Output all of the entries exactly as written.
+ + + +
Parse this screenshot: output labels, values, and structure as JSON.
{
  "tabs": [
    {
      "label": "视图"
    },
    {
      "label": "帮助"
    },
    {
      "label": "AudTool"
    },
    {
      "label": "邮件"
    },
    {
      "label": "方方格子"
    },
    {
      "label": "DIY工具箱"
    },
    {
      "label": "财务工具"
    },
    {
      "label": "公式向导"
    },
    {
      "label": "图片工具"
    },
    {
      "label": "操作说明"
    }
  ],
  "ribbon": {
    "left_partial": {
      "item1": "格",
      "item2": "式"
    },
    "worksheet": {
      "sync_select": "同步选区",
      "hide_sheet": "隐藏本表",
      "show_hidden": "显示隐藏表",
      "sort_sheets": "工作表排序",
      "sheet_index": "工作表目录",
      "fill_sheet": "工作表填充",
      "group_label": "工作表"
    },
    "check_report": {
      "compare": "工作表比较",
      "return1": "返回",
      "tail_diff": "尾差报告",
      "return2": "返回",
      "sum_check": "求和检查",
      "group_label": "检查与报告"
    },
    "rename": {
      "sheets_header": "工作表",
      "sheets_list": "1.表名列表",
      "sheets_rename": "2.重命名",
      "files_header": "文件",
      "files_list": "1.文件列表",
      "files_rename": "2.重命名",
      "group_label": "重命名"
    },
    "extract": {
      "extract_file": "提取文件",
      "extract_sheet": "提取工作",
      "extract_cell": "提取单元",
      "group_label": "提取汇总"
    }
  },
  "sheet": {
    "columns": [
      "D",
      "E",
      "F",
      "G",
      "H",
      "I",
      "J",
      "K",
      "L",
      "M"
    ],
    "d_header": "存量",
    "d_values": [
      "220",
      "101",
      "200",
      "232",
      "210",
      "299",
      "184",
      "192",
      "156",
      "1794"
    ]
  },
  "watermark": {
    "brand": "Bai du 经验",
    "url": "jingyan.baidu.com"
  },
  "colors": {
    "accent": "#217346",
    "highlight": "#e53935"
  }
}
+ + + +
*Solution to this problem*
Parse this screenshot: output labels, values, and structure as JSON.
{
  "tabs": [
    {
      "label": "视图"
    },
    {
      "label": "帮助"
    },
    {
      "label": "AudTool"
    },
    {
      "label": "邮件"
    },
    {
      "label": "方方格子"
    },
    {
      "label": "DIY工具箱"
    },
    {
      "label": "财务工具"
    },
    {
      "label": "公式向导"
    },
    {
      "label": "图片工具"
    },
    {
      "label": "操作说明"
    }
  ],
  "ribbon": {
    "left_partial": {
      "item1": "格",
      "item2": "式"
    },
    "worksheet": {
      "sync_select": "同步选区",
      "hide_sheet": "隐藏本表",
      "show_hidden": "显示隐藏表",
      "sort_sheets": "工作表排序",
      "sheet_index": "工作表目录",
      "fill_sheet": "工作表填充",
      "group_label": "工作表"
    },
    "check_report": {
      "compare": "工作表比较",
      "return1": "返回",
      "tail_diff": "尾差报告",
      "return2": "返回",
      "sum_check": "求和检查",
      "group_label": "检查与报告"
    },
    "rename": {
      "sheets_header": "工作表",
      "sheets_list": "1.表名列表",
      "sheets_rename": "2.重命名",
      "files_header": "文件",
      "files_list": "1.文件列表",
      "files_rename": "2.重命名",
      "group_label": "重命名"
    },
    "extract": {
      "extract_file": "提取文件",
      "extract_sheet": "提取工作",
      "extract_cell": "提取单元",
      "group_label": "提取汇总"
    }
  },
  "sheet": {
    "columns": [
      "D",
      "E",
      "F",
      "G",
      "H",
      "I",
      "J",
      "K",
      "L",
      "M"
    ],
    "d_header": "存量",
    "d_values": [
      "220",
      "101",
      "200",
      "232",
      "210",
      "299",
      "184",
      "192",
      "156",
      "1794"
    ]
  },
  "watermark": {
    "brand": "Bai du 经验",
    "url": "jingyan.baidu.com"
  },
  "colors": {
    "accent": "#217346",
    "highlight": "#e53935"
  }
}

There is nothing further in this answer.